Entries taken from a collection

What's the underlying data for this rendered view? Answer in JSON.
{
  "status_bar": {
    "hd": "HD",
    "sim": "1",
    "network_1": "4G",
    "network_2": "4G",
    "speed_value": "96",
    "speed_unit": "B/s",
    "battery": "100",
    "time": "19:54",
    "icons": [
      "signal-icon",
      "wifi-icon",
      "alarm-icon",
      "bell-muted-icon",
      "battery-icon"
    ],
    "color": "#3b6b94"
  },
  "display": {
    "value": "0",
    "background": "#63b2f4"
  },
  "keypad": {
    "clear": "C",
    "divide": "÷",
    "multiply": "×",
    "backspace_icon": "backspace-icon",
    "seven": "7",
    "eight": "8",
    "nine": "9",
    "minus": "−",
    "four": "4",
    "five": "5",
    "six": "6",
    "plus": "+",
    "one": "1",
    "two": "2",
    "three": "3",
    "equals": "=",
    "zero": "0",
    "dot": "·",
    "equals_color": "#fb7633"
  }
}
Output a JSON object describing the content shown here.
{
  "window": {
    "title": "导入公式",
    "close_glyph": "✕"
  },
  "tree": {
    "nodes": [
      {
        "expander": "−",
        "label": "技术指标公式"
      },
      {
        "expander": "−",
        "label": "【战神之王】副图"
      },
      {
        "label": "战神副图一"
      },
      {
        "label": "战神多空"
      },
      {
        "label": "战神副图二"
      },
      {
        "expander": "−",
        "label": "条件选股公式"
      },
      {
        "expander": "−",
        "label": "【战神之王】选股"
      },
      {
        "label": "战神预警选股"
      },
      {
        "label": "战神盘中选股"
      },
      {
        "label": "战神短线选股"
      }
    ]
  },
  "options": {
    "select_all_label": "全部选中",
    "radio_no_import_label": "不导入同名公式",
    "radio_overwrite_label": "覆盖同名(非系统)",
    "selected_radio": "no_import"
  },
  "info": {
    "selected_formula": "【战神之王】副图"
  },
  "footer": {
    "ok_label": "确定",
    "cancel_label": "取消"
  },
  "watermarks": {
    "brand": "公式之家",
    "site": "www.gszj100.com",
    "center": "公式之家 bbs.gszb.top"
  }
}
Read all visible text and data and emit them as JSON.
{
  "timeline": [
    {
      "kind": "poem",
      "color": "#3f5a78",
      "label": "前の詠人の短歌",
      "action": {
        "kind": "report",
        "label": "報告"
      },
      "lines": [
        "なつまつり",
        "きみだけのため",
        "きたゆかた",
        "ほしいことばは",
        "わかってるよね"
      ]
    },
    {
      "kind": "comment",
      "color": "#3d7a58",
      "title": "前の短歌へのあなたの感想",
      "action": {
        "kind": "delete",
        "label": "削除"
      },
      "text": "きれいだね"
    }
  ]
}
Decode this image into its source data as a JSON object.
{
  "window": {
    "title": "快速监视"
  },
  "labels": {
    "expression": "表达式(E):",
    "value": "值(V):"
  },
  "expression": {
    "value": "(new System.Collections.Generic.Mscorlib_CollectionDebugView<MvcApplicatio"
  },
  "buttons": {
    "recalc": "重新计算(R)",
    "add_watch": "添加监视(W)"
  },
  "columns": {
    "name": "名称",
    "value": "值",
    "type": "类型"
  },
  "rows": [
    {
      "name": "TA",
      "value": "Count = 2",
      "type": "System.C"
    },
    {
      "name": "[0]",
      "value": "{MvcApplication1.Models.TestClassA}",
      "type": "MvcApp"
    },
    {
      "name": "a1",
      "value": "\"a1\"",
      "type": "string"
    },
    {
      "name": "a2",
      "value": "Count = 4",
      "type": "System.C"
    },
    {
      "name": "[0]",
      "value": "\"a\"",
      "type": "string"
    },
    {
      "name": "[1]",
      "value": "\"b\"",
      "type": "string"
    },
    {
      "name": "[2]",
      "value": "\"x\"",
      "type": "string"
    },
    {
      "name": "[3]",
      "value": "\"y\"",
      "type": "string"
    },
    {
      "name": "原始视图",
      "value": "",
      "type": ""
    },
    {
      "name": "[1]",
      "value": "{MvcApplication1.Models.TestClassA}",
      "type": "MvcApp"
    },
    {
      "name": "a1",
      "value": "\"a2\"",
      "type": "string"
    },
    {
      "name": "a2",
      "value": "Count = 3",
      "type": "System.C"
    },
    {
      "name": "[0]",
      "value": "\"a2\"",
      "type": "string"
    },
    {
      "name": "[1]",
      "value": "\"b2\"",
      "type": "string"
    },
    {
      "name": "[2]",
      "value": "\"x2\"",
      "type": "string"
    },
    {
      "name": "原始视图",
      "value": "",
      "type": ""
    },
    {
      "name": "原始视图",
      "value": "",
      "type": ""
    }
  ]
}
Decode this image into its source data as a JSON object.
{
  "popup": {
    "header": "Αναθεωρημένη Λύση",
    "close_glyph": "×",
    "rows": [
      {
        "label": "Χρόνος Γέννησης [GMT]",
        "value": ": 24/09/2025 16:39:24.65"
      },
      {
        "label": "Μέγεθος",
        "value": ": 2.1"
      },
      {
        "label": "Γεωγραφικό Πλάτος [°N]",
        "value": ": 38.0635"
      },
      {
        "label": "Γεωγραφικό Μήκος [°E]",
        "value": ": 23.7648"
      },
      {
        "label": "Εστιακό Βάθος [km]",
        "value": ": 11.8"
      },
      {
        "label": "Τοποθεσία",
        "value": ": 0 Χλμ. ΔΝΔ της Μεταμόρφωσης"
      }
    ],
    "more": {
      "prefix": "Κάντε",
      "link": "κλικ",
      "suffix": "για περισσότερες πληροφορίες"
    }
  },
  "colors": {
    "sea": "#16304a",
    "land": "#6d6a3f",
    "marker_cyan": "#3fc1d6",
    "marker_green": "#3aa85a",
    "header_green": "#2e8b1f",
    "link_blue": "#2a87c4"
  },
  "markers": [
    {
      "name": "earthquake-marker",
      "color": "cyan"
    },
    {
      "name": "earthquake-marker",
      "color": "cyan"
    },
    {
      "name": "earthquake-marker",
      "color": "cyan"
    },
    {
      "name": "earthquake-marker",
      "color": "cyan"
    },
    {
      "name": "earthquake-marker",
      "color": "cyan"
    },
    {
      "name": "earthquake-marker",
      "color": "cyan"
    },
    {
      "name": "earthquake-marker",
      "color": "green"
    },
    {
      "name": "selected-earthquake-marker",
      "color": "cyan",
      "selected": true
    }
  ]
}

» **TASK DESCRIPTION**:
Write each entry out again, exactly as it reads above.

» **TASK SOLUTION**:
What's the underlying data for this rendered view? Answer in JSON.
{
  "status_bar": {
    "hd": "HD",
    "sim": "1",
    "network_1": "4G",
    "network_2": "4G",
    "speed_value": "96",
    "speed_unit": "B/s",
    "battery": "100",
    "time": "19:54",
    "icons": [
      "signal-icon",
      "wifi-icon",
      "alarm-icon",
      "bell-muted-icon",
      "battery-icon"
    ],
    "color": "#3b6b94"
  },
  "display": {
    "value": "0",
    "background": "#63b2f4"
  },
  "keypad": {
    "clear": "C",
    "divide": "÷",
    "multiply": "×",
    "backspace_icon": "backspace-icon",
    "seven": "7",
    "eight": "8",
    "nine": "9",
    "minus": "−",
    "four": "4",
    "five": "5",
    "six": "6",
    "plus": "+",
    "one": "1",
    "two": "2",
    "three": "3",
    "equals": "=",
    "zero": "0",
    "dot": "·",
    "equals_color": "#fb7633"
  }
}
Output a JSON object describing the content shown here.
{
  "window": {
    "title": "导入公式",
    "close_glyph": "✕"
  },
  "tree": {
    "nodes": [
      {
        "expander": "−",
        "label": "技术指标公式"
      },
      {
        "expander": "−",
        "label": "【战神之王】副图"
      },
      {
        "label": "战神副图一"
      },
      {
        "label": "战神多空"
      },
      {
        "label": "战神副图二"
      },
      {
        "expander": "−",
        "label": "条件选股公式"
      },
      {
        "expander": "−",
        "label": "【战神之王】选股"
      },
      {
        "label": "战神预警选股"
      },
      {
        "label": "战神盘中选股"
      },
      {
        "label": "战神短线选股"
      }
    ]
  },
  "options": {
    "select_all_label": "全部选中",
    "radio_no_import_label": "不导入同名公式",
    "radio_overwrite_label": "覆盖同名(非系统)",
    "selected_radio": "no_import"
  },
  "info": {
    "selected_formula": "【战神之王】副图"
  },
  "footer": {
    "ok_label": "确定",
    "cancel_label": "取消"
  },
  "watermarks": {
    "brand": "公式之家",
    "site": "www.gszj100.com",
    "center": "公式之家 bbs.gszb.top"
  }
}
Read all visible text and data and emit them as JSON.
{
  "timeline": [
    {
      "kind": "poem",
      "color": "#3f5a78",
      "label": "前の詠人の短歌",
      "action": {
        "kind": "report",
        "label": "報告"
      },
      "lines": [
        "なつまつり",
        "きみだけのため",
        "きたゆかた",
        "ほしいことばは",
        "わかってるよね"
      ]
    },
    {
      "kind": "comment",
      "color": "#3d7a58",
      "title": "前の短歌へのあなたの感想",
      "action": {
        "kind": "delete",
        "label": "削除"
      },
      "text": "きれいだね"
    }
  ]
}
Decode this image into its source data as a JSON object.
{
  "window": {
    "title": "快速监视"
  },
  "labels": {
    "expression": "表达式(E):",
    "value": "值(V):"
  },
  "expression": {
    "value": "(new System.Collections.Generic.Mscorlib_CollectionDebugView<MvcApplicatio"
  },
  "buttons": {
    "recalc": "重新计算(R)",
    "add_watch": "添加监视(W)"
  },
  "columns": {
    "name": "名称",
    "value": "值",
    "type": "类型"
  },
  "rows": [
    {
      "name": "TA",
      "value": "Count = 2",
      "type": "System.C"
    },
    {
      "name": "[0]",
      "value": "{MvcApplication1.Models.TestClassA}",
      "type": "MvcApp"
    },
    {
      "name": "a1",
      "value": "\"a1\"",
      "type": "string"
    },
    {
      "name": "a2",
      "value": "Count = 4",
      "type": "System.C"
    },
    {
      "name": "[0]",
      "value": "\"a\"",
      "type": "string"
    },
    {
      "name": "[1]",
      "value": "\"b\"",
      "type": "string"
    },
    {
      "name": "[2]",
      "value": "\"x\"",
      "type": "string"
    },
    {
      "name": "[3]",
      "value": "\"y\"",
      "type": "string"
    },
    {
      "name": "原始视图",
      "value": "",
      "type": ""
    },
    {
      "name": "[1]",
      "value": "{MvcApplication1.Models.TestClassA}",
      "type": "MvcApp"
    },
    {
      "name": "a1",
      "value": "\"a2\"",
      "type": "string"
    },
    {
      "name": "a2",
      "value": "Count = 3",
      "type": "System.C"
    },
    {
      "name": "[0]",
      "value": "\"a2\"",
      "type": "string"
    },
    {
      "name": "[1]",
      "value": "\"b2\"",
      "type": "string"
    },
    {
      "name": "[2]",
      "value": "\"x2\"",
      "type": "string"
    },
    {
      "name": "原始视图",
      "value": "",
      "type": ""
    },
    {
      "name": "原始视图",
      "value": "",
      "type": ""
    }
  ]
}
Decode this image into its source data as a JSON object.
{
  "popup": {
    "header": "Αναθεωρημένη Λύση",
    "close_glyph": "×",
    "rows": [
      {
        "label": "Χρόνος Γέννησης [GMT]",
        "value": ": 24/09/2025 16:39:24.65"
      },
      {
        "label": "Μέγεθος",
        "value": ": 2.1"
      },
      {
        "label": "Γεωγραφικό Πλάτος [°N]",
        "value": ": 38.0635"
      },
      {
        "label": "Γεωγραφικό Μήκος [°E]",
        "value": ": 23.7648"
      },
      {
        "label": "Εστιακό Βάθος [km]",
        "value": ": 11.8"
      },
      {
        "label": "Τοποθεσία",
        "value": ": 0 Χλμ. ΔΝΔ της Μεταμόρφωσης"
      }
    ],
    "more": {
      "prefix": "Κάντε",
      "link": "κλικ",
      "suffix": "για περισσότερες πληροφορίες"
    }
  },
  "colors": {
    "sea": "#16304a",
    "land": "#6d6a3f",
    "marker_cyan": "#3fc1d6",
    "marker_green": "#3aa85a",
    "header_green": "#2e8b1f",
    "link_blue": "#2a87c4"
  },
  "markers": [
    {
      "name": "earthquake-marker",
      "color": "cyan"
    },
    {
      "name": "earthquake-marker",
      "color": "cyan"
    },
    {
      "name": "earthquake-marker",
      "color": "cyan"
    },
    {
      "name": "earthquake-marker",
      "color": "cyan"
    },
    {
      "name": "earthquake-marker",
      "color": "cyan"
    },
    {
      "name": "earthquake-marker",
      "color": "cyan"
    },
    {
      "name": "earthquake-marker",
      "color": "green"
    },
    {
      "name": "selected-earthquake-marker",
      "color": "cyan",
      "selected": true
    }
  ]
}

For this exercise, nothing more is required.